The new processors include design tweaks that improve on the performance of Intel's current StrongARM chips without greatly increasing the amount of power consumed, a feature that could enable hardware makers to build handheld computers that run speech applications and even MPEG video clips, the source said.
The disclosure comes on the eve of Intel's twice-yearly developer forum in San Jose, California. The chip maker is due to discuss technology improvements it has made to StrongARM this week, although it's not clear yet whether the company will provide details about actual new products. An Intel spokesman declined to comment.
Also on the agenda this week at Intel Developer Forum (IDF), the chip maker is expected to disclose more details about the Pentium 4, a follow-on to the Pentium III, due in the fourth quarter this year. Intel is also due to announce a 1GHz Xeon processor with 256K bytes of cache. The upcoming Xeon processor is designed for two-way servers and workstations. The fastest Xeon today runs at 933MHz.
Codenamed Coyanosa, one of the new StrongARM processors is a follow-on to the SA 110 and will launch with a clock speed of 600MHz, according to the source.
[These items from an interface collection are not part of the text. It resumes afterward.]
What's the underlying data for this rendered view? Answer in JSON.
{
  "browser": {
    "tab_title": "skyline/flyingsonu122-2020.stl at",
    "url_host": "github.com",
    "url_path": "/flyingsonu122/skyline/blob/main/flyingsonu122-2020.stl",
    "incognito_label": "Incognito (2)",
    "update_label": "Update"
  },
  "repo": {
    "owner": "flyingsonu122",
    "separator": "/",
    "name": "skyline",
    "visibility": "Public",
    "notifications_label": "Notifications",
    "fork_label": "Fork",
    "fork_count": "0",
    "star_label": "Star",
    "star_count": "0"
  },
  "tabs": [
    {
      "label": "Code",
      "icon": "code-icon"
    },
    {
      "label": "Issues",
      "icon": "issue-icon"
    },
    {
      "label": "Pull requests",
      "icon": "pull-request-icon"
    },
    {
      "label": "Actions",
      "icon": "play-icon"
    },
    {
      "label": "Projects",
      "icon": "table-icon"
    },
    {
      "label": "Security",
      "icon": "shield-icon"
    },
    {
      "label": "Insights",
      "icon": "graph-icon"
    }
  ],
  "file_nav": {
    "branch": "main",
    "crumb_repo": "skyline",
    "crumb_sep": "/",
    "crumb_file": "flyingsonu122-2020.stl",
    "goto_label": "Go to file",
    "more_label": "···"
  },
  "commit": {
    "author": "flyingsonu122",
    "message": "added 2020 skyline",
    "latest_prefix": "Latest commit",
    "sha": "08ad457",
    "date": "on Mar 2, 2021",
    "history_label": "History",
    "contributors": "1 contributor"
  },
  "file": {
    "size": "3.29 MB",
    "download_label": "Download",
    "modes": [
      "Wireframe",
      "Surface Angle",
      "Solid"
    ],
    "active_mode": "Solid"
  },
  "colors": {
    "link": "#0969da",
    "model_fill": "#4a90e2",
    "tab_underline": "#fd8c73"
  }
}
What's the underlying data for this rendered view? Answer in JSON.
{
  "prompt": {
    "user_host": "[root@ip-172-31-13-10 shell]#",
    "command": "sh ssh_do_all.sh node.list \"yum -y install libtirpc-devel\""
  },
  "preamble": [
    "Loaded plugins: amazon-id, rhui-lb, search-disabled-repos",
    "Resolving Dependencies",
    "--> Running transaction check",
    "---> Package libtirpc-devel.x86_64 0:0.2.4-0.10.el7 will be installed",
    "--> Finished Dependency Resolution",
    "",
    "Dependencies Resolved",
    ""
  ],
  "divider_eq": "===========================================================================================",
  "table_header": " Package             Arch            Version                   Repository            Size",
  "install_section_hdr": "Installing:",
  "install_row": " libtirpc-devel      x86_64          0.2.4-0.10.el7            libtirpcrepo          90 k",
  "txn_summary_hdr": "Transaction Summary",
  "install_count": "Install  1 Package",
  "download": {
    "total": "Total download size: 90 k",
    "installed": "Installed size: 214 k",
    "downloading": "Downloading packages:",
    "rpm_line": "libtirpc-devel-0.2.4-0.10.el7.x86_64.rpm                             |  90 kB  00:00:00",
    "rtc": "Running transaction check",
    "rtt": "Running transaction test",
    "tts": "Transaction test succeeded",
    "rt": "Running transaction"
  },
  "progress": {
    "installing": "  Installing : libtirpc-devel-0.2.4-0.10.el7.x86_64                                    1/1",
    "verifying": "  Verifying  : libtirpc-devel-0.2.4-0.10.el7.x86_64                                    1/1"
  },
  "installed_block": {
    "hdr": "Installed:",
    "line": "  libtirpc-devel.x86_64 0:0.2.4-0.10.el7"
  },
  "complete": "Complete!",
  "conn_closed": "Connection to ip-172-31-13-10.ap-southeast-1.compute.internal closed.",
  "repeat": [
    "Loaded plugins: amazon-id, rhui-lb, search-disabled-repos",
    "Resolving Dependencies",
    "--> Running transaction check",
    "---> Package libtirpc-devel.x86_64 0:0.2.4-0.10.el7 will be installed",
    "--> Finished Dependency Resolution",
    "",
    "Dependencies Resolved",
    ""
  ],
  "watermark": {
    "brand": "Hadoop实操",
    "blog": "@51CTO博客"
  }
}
The second processor, codenamed Cotulla, is modelled after Intel's SA 1110, and is expected to debut at 400MHz, the source said.
Cotulla will be an integrated processor that includes built-in support for USB (universal serial bus), infrared communications and an LCD (liquid-crystal display) screen. Cramming this extra functionality into a single chip should allow hardware makers to use smaller motherboards, which could lead to smaller handheld products, according to the source.
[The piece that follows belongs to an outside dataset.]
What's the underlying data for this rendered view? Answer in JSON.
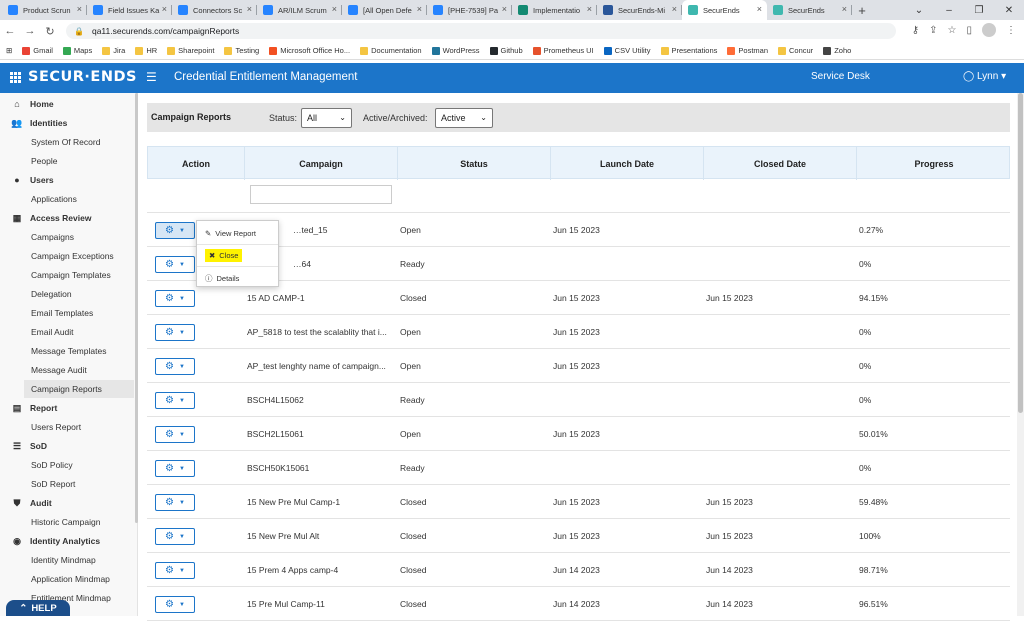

Cotulla is also expected to offer advantages in terms of power consumption. At 400MHz, the processor will debut at twice the clock speed of the StrongARM 1110, but won't consume significantly more power. This may allow device manufacturers to offer PDAs with enough horsepower to run speech applications and play MPEG video clips, assuming enough storage is available, the source said.
The improvements are derived from design improvements that Intel has made to the StrongARM core. The improvements include the introduction of a memory caching system called "write-back cache," an improvement on the "write-through cache" employed in current StrongARMs, the source said.
"Write-back is more efficient, but write-through is historically easier to do," said Nathan Brookwood, principal analyst with consulting firm Insight 64 in Saratoga, California. "The usual way that systems progress is to start with write-through and then progress to write-back in later designs."
Cotulla also features a seven-stage pipeline, instead of the five-stage pipeline employed in Intel's current StrongARM, the source said. Deepening the pipeline is one way of improving the clock speed of a processor.
StrongARM is based on a processor design licensed from UK-based chip design company ARM Holdings PLC. Intel acquired StrongARM from Digital Equipment (now part of Compaq Computer) about three years ago.